Star Trek II: The Wrath of Khan (1982) (SPOILERS) I don’t love Star Trek , but I do love Star Trek II: The Wrath of Khan . That probably isn’t just me, but a common refrain of many a non-devotee of the series. Although, it used to apply to The Voyage Home (the funny one, with the whales, the Star Trek even the target audience for Three Men and a Baby could enjoy). Unfortunately, its high regard has also become the desperate, self-destructive, song-and-verse, be-all-and-end-all of the overlords of the franchise itself, in whichever iteration, it seems. This is understandable to an extent, as Khan is that rare movie sequel made to transcendent effect on almost every level, and one that stands the test of time every bit as well (better, even) as when it was first unveiled.

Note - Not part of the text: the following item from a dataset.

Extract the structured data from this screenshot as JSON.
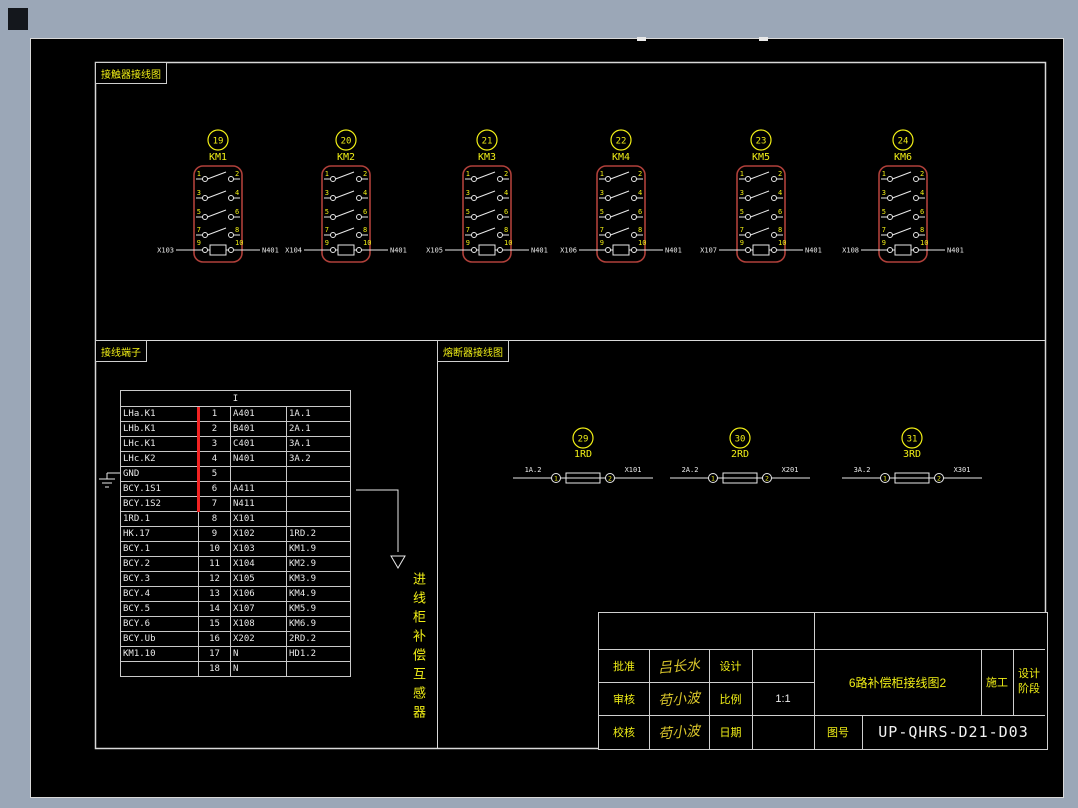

Sleep well, my friend, and forget us. Tomorrow you will wake up a new man.

The Prisoner 13. Do Not Forsake Me Oh My Darling We want information. In an effort to locate Professor Seltzman, a scientist who has perfected a means of transferring one person’s mind to another person’s body, Number Two has Number Six’s mind installed in the body of the Colonel (a loyal servant of the Powers that Be). Six was the last person to have contact with Seltzman and, if he is to stand any chance of being returned to his own body, he must find him (the Village possesses only the means to make the switch, they cannot reverse the process). Awaking in London, Six encounters old acquaintances including his fiancée and her father Sir Charles Portland (Six’s superior and shown in the teaser sequence fretting over how to find Seltzman). Six discovers Seltzman’s hideout by decoding a series of photographs, and sets off to find him in Austria. He achieves this, but both men are captured and returned to the Village. Restoring Six and the Colonel to their respective bodie

Isn’t sugar better than vinegar?

Femme Fatale (2002) (SPOILERS) Some have attempted to rescue Femme Fatale from the dumpster of critical rejection and audience indifference with the claim that it’s De Palma’s last great movie. It isn’t that by a long shot, but it might rank as the last truly unfettered display of his obsessions and sensibilities, complete with a ludicrous twist – so ludicrous, it’s either a stroke of genius or mile-long pile up.